- [Extracted information]:
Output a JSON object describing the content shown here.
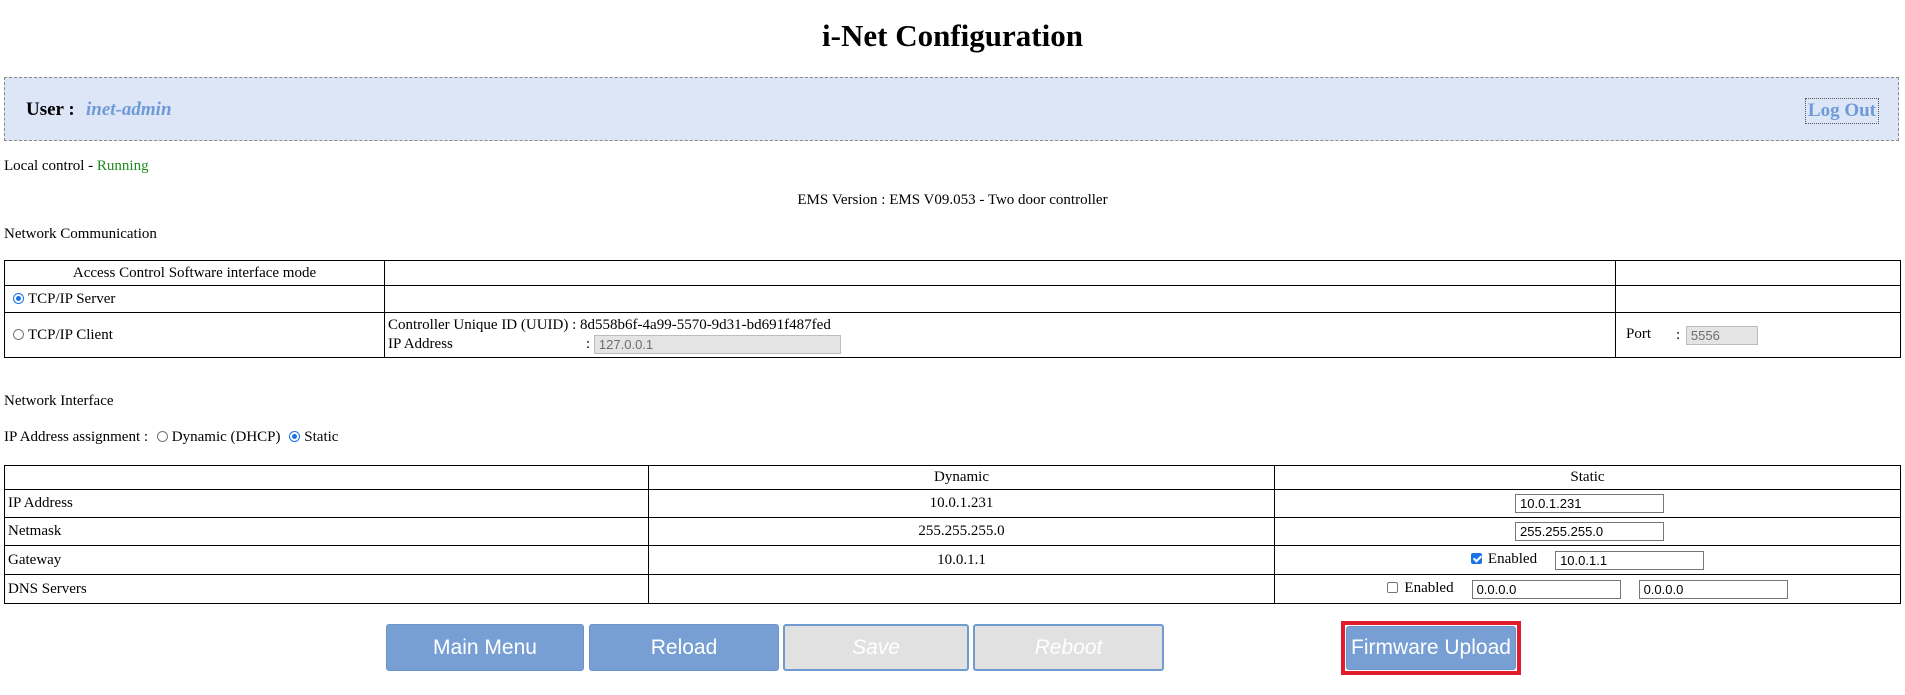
{
  "title": "i-Net Configuration",
  "user": {
    "label": "User :",
    "name": "inet-admin",
    "logout": "Log Out"
  },
  "status": {
    "local_control_label": "Local control -",
    "local_control_value": "Running",
    "ems_version": "EMS Version : EMS V09.053 - Two door controller"
  },
  "network_communication": {
    "section_title": "Network Communication",
    "mode_header": "Access Control Software interface mode",
    "tcp_server_label": "TCP/IP Server",
    "tcp_server_selected": true,
    "tcp_client_label": "TCP/IP Client",
    "tcp_client_selected": false,
    "uuid_label": "Controller Unique ID (UUID) :",
    "uuid_value": "8d558b6f-4a99-5570-9d31-bd691f487fed",
    "ip_label": "IP Address",
    "ip_colon": ":",
    "ip_value": "127.0.0.1",
    "port_label": "Port",
    "port_colon": ":",
    "port_value": "5556"
  },
  "network_interface": {
    "section_title": "Network Interface",
    "assignment_label": "IP Address assignment :",
    "dhcp_label": "Dynamic (DHCP)",
    "dhcp_selected": false,
    "static_label": "Static",
    "static_selected": true,
    "columns": [
      "",
      "Dynamic",
      "Static"
    ],
    "rows": {
      "ip": {
        "label": "IP Address",
        "dynamic": "10.0.1.231",
        "static": "10.0.1.231"
      },
      "netmask": {
        "label": "Netmask",
        "dynamic": "255.255.255.0",
        "static": "255.255.255.0"
      },
      "gateway": {
        "label": "Gateway",
        "dynamic": "10.0.1.1",
        "enabled_label": "Enabled",
        "enabled": true,
        "static": "10.0.1.1"
      },
      "dns": {
        "label": "DNS Servers",
        "dynamic": "",
        "enabled_label": "Enabled",
        "enabled": false,
        "static_primary": "0.0.0.0",
        "static_secondary": "0.0.0.0"
      }
    }
  },
  "buttons": {
    "main_menu": "Main Menu",
    "reload": "Reload",
    "save": "Save",
    "reboot": "Reboot",
    "firmware_upload": "Firmware Upload"
  },
  "colors": {
    "accent": "#779fd4",
    "user_bar": "#dde6f6",
    "running": "#1f8a1f",
    "highlight": "#e31b2e"
  }
}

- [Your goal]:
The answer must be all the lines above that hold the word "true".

- [Response area]:
    "tcp_server_selected": true,
    "static_selected": true,
        "enabled": true,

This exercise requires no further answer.